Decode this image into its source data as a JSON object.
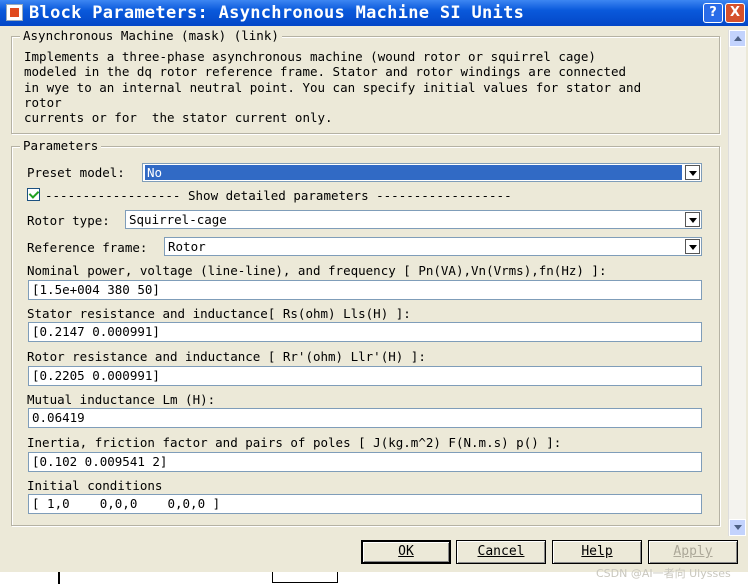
{
  "window": {
    "title": "Block Parameters: Asynchronous Machine SI Units",
    "help_button": "?",
    "close_button": "X"
  },
  "description": {
    "legend": "Asynchronous Machine (mask) (link)",
    "text": "Implements a three-phase asynchronous machine (wound rotor or squirrel cage)\nmodeled in the dq rotor reference frame. Stator and rotor windings are connected\nin wye to an internal neutral point. You can specify initial values for stator and\nrotor\ncurrents or for  the stator current only."
  },
  "parameters": {
    "legend": "Parameters",
    "preset_model": {
      "label": "Preset model:",
      "value": "No"
    },
    "show_detailed": {
      "checked": true,
      "label": "------------------  Show detailed parameters ------------------"
    },
    "rotor_type": {
      "label": "Rotor type:",
      "value": "Squirrel-cage"
    },
    "reference_frame": {
      "label": "Reference frame:",
      "value": "Rotor"
    },
    "nominal": {
      "label": "Nominal power, voltage (line-line), and frequency [ Pn(VA),Vn(Vrms),fn(Hz) ]:",
      "value": "[1.5e+004 380 50]"
    },
    "stator": {
      "label": "Stator resistance and inductance[ Rs(ohm)  Lls(H) ]:",
      "value": "[0.2147 0.000991]"
    },
    "rotor": {
      "label": "Rotor resistance and inductance [ Rr'(ohm)  Llr'(H) ]:",
      "value": "[0.2205 0.000991]"
    },
    "mutual": {
      "label": "Mutual inductance Lm (H):",
      "value": "0.06419"
    },
    "inertia": {
      "label": "Inertia, friction factor and pairs of poles [ J(kg.m^2)  F(N.m.s)  p() ]:",
      "value": "[0.102 0.009541 2]"
    },
    "initial": {
      "label": "Initial conditions",
      "value": "[ 1,0    0,0,0    0,0,0 ]"
    }
  },
  "buttons": {
    "ok": "OK",
    "cancel": "Cancel",
    "help": "Help",
    "apply": "Apply"
  },
  "watermark": "CSDN @AI一者向 Ulysses"
}
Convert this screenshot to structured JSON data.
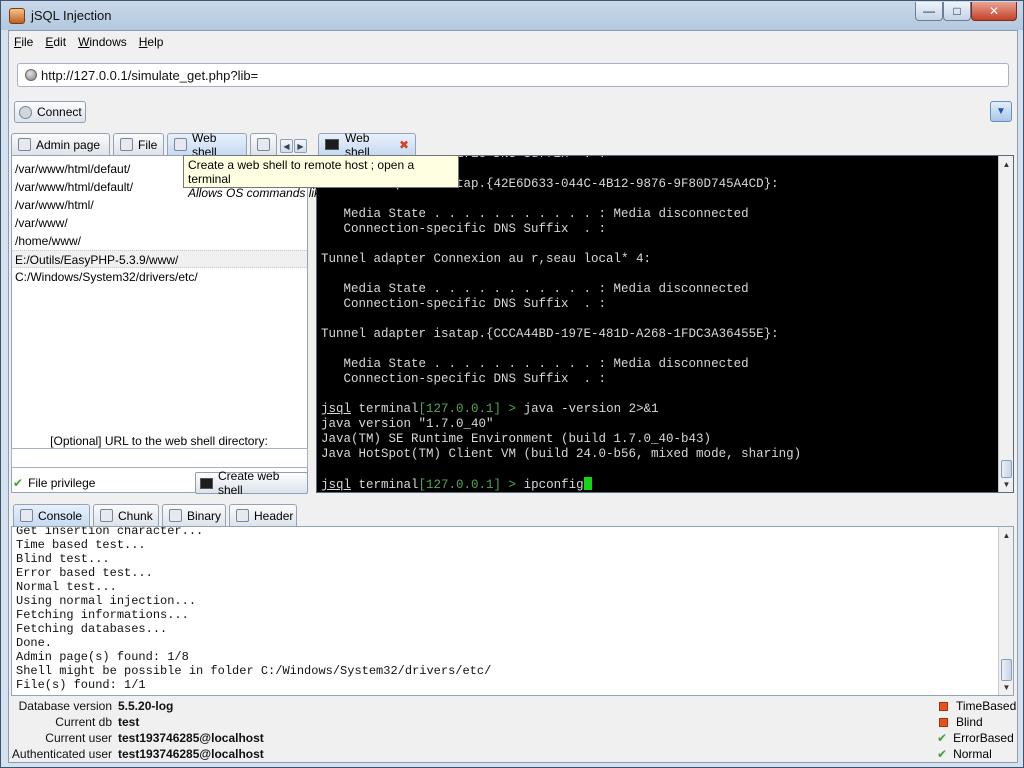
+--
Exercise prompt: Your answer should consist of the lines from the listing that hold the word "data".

Solved problem:
Decode this image into its source data as a JSON object.
Convert this screenshot to structured JSON data.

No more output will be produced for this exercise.